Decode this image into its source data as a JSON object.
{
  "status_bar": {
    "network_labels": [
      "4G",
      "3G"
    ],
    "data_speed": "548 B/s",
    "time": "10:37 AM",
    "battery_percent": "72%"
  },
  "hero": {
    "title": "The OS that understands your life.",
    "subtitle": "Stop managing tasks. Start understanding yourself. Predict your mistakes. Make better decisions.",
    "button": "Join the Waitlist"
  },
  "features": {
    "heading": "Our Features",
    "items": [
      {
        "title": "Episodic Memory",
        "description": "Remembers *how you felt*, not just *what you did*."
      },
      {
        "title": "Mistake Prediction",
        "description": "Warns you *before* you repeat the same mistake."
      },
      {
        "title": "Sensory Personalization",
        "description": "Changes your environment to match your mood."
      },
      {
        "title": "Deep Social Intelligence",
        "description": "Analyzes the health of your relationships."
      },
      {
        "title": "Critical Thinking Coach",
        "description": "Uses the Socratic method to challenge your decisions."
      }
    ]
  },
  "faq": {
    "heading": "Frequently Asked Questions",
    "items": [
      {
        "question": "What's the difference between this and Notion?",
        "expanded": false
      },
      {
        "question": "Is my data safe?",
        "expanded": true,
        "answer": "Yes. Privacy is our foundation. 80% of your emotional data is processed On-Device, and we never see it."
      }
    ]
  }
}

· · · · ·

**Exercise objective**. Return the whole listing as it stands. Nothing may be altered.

**Answer to the exercise**.
Decode this image into its source data as a JSON object.
{
  "status_bar": {
    "network_labels": [
      "4G",
      "3G"
    ],
    "data_speed": "548 B/s",
    "time": "10:37 AM",
    "battery_percent": "72%"
  },
  "hero": {
    "title": "The OS that understands your life.",
    "subtitle": "Stop managing tasks. Start understanding yourself. Predict your mistakes. Make better decisions.",
    "button": "Join the Waitlist"
  },
  "features": {
    "heading": "Our Features",
    "items": [
      {
        "title": "Episodic Memory",
        "description": "Remembers *how you felt*, not just *what you did*."
      },
      {
        "title": "Mistake Prediction",
        "description": "Warns you *before* you repeat the same mistake."
      },
      {
        "title": "Sensory Personalization",
        "description": "Changes your environment to match your mood."
      },
      {
        "title": "Deep Social Intelligence",
        "description": "Analyzes the health of your relationships."
      },
      {
        "title": "Critical Thinking Coach",
        "description": "Uses the Socratic method to challenge your decisions."
      }
    ]
  },
  "faq": {
    "heading": "Frequently Asked Questions",
    "items": [
      {
        "question": "What's the difference between this and Notion?",
        "expanded": false
      },
      {
        "question": "Is my data safe?",
        "expanded": true,
        "answer": "Yes. Privacy is our foundation. 80% of your emotional data is processed On-Device, and we never see it."
      }
    ]
  }
}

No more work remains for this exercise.